▼

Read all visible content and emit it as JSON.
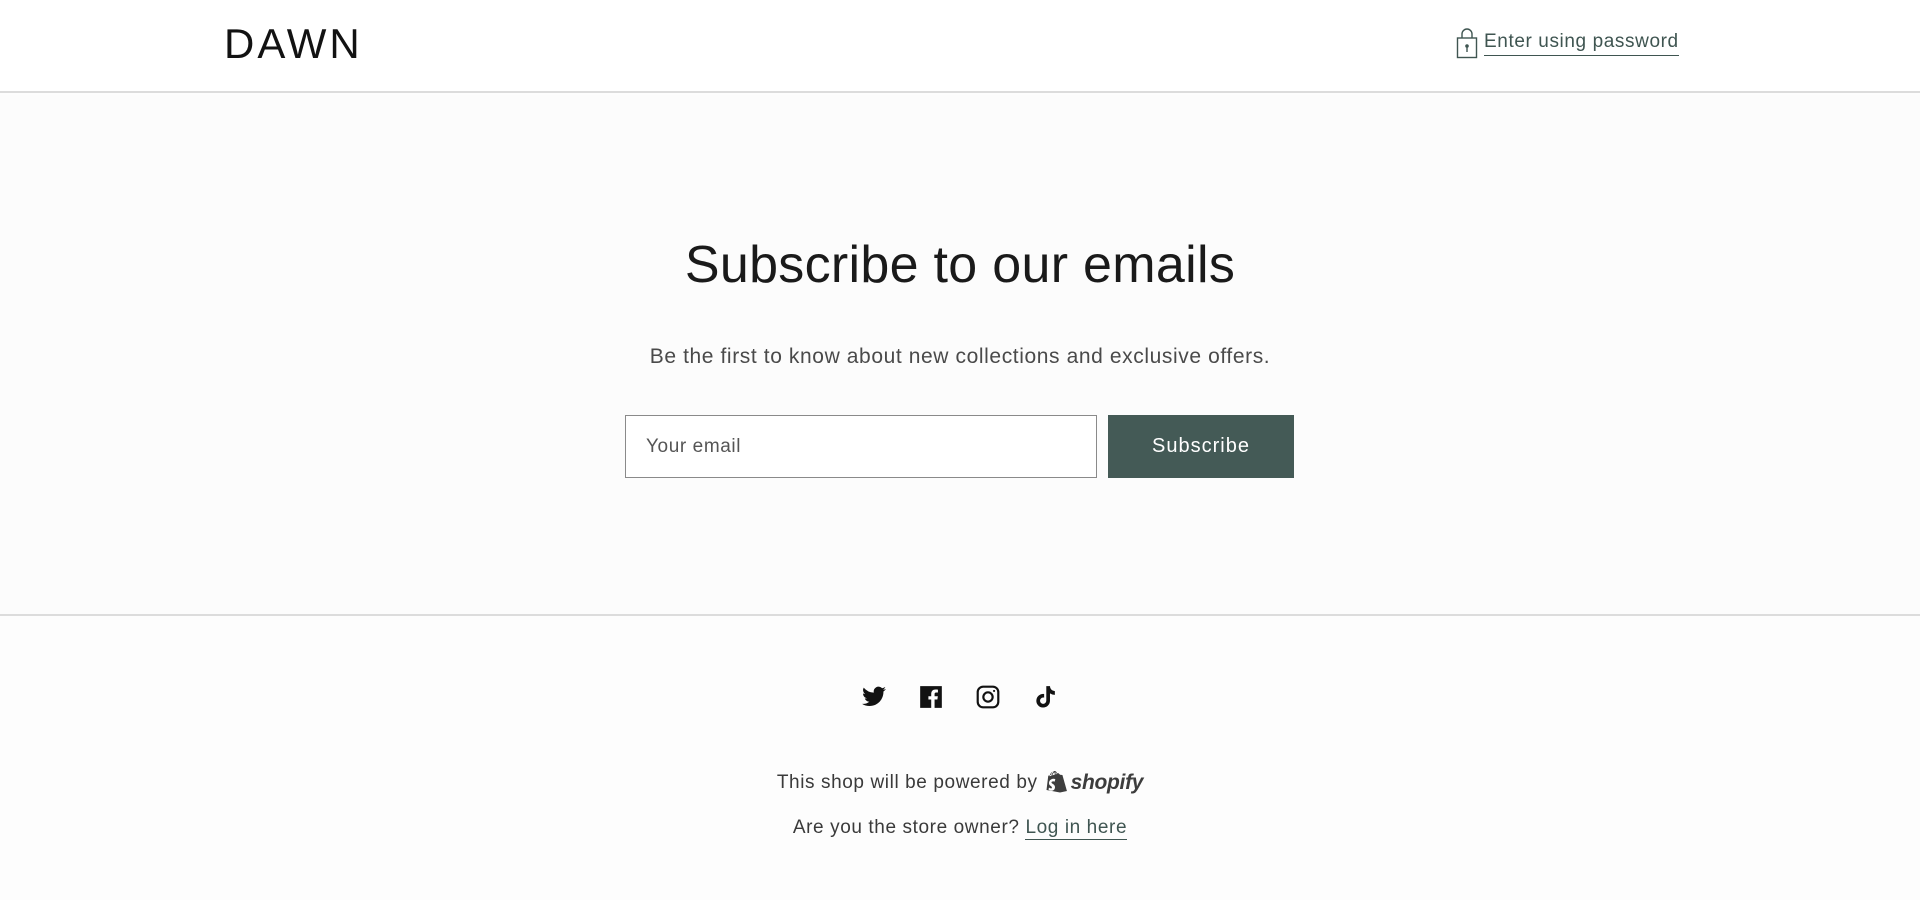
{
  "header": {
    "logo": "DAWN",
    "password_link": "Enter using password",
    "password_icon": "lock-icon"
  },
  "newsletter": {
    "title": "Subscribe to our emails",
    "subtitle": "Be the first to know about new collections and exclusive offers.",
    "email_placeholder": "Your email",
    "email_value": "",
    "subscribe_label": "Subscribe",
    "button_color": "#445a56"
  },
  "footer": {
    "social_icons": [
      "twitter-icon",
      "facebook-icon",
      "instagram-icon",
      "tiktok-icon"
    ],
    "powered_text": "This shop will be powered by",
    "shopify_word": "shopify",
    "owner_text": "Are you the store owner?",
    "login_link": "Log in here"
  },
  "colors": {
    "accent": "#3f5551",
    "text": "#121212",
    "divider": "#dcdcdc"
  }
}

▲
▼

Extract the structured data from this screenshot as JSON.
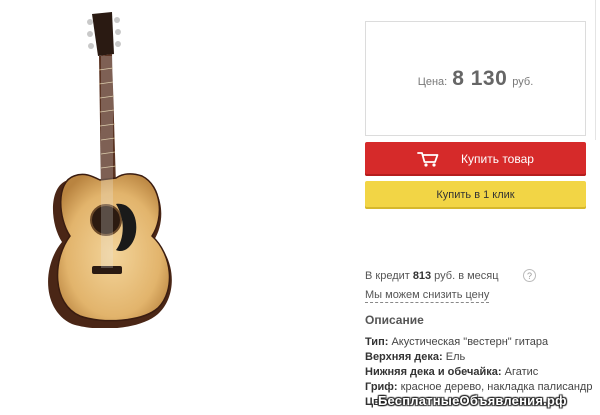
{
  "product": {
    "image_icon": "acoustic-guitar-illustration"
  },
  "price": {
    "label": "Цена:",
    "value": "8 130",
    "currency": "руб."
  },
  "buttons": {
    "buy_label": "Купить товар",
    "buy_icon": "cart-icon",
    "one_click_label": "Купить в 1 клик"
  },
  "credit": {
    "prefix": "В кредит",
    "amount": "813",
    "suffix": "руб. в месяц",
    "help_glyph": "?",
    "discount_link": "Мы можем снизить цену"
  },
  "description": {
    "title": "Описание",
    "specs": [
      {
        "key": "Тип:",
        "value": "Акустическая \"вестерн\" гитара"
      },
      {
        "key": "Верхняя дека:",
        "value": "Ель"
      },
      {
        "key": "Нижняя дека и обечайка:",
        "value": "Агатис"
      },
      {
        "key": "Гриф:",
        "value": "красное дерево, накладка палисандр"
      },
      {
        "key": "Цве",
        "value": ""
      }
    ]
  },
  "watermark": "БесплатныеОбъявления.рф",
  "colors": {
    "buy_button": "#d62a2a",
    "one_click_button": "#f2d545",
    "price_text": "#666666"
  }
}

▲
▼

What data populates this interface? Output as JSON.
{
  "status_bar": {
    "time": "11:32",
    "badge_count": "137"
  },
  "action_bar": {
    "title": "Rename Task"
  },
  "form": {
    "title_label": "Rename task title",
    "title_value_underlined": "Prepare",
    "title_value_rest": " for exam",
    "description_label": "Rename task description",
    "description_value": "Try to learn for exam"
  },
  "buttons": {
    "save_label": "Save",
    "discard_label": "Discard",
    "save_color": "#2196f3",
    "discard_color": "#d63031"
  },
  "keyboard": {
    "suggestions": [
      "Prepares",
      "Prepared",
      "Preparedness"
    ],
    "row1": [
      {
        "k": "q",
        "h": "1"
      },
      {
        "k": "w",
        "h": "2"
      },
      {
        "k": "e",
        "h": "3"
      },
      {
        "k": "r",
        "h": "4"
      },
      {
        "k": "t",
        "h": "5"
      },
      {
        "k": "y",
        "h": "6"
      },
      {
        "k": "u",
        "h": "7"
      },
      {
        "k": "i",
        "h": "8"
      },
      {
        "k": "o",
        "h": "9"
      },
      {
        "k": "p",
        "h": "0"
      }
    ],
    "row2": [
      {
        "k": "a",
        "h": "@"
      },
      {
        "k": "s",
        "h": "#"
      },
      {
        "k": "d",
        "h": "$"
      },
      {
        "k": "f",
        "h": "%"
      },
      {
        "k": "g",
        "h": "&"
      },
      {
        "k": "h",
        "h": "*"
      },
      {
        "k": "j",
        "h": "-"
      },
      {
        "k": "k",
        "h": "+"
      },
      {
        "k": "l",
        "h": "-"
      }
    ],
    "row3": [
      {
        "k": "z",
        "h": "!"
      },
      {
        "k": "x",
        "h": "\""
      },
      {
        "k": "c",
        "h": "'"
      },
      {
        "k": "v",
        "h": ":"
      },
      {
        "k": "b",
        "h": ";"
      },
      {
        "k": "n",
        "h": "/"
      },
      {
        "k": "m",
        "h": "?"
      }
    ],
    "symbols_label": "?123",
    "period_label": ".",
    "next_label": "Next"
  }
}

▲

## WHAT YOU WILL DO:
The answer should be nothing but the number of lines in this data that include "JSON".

## SOLUTION TO THE PROBLEM:
3